Exercise >> Every line in the data below that includes "true" belongs in the answer, copied as it stands.
#### Data records
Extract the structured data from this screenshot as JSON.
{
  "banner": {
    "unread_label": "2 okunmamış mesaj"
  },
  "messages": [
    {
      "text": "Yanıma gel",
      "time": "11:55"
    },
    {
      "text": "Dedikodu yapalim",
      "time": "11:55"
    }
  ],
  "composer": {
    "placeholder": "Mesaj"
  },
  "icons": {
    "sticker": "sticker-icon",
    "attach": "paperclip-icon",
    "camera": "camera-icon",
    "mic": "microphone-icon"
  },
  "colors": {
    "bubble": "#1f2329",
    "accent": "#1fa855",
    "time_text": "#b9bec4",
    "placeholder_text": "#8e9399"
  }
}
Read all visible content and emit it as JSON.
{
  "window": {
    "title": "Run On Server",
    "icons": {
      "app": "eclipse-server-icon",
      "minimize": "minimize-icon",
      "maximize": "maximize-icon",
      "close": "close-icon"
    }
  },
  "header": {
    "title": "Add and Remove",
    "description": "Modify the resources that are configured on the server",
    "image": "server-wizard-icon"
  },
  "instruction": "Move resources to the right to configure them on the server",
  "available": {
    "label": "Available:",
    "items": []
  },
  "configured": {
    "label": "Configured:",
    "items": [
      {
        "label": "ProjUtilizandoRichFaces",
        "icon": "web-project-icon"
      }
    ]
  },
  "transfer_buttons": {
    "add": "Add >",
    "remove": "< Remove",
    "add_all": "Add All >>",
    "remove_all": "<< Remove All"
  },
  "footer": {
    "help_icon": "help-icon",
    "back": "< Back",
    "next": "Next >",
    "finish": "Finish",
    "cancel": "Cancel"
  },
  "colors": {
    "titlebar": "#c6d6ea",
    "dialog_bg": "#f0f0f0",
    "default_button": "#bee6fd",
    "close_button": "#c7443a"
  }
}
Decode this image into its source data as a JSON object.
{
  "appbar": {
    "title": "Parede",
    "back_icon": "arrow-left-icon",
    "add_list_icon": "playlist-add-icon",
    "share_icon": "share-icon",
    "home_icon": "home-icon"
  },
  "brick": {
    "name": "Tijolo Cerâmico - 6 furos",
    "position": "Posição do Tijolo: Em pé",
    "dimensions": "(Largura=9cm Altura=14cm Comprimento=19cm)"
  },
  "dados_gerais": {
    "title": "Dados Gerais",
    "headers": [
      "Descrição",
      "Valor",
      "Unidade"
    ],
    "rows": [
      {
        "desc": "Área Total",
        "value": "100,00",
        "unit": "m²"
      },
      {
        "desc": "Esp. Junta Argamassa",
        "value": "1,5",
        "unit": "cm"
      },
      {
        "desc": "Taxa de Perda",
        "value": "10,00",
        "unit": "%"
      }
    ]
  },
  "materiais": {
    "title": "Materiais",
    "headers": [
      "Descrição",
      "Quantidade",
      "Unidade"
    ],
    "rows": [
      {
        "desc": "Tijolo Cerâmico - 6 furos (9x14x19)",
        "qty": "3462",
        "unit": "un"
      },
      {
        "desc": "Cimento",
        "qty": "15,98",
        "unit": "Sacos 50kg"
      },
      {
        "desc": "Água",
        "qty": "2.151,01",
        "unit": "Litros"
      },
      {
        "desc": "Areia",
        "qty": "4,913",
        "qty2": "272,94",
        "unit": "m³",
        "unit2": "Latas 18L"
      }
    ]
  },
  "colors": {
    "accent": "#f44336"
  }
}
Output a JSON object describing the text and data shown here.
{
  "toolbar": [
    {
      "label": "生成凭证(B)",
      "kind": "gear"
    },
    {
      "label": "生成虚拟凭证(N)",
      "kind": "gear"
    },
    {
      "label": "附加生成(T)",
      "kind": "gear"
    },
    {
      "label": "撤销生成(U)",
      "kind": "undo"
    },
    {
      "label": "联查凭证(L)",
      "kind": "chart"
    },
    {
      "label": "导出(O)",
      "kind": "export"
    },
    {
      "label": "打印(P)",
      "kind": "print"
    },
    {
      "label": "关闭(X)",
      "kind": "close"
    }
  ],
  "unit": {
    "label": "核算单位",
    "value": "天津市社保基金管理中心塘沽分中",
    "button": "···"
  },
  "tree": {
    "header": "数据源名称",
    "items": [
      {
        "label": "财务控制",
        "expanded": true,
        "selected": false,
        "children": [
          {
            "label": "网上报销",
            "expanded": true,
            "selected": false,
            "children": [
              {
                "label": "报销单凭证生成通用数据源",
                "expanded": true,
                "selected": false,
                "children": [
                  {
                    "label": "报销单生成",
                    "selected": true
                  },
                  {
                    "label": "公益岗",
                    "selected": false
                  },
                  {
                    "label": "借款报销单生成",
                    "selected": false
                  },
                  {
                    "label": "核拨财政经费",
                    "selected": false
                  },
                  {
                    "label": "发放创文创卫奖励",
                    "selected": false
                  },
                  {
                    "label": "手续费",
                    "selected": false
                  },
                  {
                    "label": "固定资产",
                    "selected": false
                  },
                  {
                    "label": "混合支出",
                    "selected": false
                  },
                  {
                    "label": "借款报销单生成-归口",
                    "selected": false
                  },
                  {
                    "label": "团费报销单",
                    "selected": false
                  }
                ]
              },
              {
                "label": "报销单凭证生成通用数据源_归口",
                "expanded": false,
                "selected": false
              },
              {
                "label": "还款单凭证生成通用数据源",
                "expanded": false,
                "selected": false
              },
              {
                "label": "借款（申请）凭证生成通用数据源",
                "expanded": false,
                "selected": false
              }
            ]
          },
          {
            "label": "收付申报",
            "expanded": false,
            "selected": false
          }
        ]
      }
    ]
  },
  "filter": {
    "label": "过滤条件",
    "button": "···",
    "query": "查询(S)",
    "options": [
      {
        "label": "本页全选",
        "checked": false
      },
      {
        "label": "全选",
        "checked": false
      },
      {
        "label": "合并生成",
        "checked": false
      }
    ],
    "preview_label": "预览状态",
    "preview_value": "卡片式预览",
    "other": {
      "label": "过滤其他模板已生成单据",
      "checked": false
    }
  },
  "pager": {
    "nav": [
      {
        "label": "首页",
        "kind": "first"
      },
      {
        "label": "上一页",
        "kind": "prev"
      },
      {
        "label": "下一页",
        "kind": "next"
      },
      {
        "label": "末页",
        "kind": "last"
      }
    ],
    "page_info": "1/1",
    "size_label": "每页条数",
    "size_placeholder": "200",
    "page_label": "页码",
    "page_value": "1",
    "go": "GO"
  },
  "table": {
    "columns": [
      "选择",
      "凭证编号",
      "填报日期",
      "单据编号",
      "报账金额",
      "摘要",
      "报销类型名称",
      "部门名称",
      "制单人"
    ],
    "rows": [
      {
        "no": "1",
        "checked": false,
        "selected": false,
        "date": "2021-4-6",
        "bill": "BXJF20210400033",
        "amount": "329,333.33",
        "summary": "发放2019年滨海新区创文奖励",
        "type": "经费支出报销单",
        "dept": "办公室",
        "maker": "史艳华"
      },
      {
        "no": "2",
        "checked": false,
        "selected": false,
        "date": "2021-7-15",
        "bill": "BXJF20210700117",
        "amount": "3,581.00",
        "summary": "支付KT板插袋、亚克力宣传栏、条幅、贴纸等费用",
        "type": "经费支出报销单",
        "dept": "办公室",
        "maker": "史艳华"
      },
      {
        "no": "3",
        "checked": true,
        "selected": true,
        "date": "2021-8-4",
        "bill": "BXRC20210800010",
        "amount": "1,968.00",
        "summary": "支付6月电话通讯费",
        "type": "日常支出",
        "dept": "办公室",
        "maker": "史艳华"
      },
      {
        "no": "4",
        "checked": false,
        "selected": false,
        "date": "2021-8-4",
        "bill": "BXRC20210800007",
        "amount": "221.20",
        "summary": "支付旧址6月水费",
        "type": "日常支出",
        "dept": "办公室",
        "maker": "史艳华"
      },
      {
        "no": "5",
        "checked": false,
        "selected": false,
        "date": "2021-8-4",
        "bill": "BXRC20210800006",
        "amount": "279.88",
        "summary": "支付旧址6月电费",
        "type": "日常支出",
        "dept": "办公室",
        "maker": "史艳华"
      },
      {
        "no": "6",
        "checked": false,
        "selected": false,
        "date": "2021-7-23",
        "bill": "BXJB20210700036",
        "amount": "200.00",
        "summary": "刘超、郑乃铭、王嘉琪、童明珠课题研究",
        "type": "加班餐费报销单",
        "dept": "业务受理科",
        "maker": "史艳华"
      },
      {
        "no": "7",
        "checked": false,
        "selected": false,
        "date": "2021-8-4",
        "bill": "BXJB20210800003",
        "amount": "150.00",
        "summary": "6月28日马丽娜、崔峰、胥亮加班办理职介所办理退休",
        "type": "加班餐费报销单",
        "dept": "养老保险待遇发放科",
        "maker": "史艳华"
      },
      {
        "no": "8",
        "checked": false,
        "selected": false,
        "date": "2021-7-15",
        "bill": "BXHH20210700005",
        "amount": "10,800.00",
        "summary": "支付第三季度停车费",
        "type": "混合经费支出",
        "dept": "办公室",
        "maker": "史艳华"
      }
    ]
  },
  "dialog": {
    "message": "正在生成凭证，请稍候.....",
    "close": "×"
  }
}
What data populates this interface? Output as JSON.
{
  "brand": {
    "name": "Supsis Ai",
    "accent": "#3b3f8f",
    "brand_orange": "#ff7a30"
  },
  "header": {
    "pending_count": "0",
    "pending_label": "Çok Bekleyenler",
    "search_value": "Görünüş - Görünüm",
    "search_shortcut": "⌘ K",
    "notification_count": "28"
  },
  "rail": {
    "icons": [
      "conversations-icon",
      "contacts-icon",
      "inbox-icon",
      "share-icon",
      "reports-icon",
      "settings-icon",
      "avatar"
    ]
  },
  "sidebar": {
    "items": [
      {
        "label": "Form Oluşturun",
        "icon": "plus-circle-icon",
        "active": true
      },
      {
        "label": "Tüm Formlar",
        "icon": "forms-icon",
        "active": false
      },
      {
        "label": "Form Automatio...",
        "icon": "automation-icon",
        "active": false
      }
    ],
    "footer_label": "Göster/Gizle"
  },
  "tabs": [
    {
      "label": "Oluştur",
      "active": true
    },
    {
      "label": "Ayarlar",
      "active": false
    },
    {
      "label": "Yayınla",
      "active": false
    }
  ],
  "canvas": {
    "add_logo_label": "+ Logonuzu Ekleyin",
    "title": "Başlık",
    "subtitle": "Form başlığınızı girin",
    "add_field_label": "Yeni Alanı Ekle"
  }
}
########
Written response >>
        "expanded": true,
            "expanded": true,
                "expanded": true,
                    "selected": true
        "checked": true,
        "selected": true,
        "active": true
      "active": true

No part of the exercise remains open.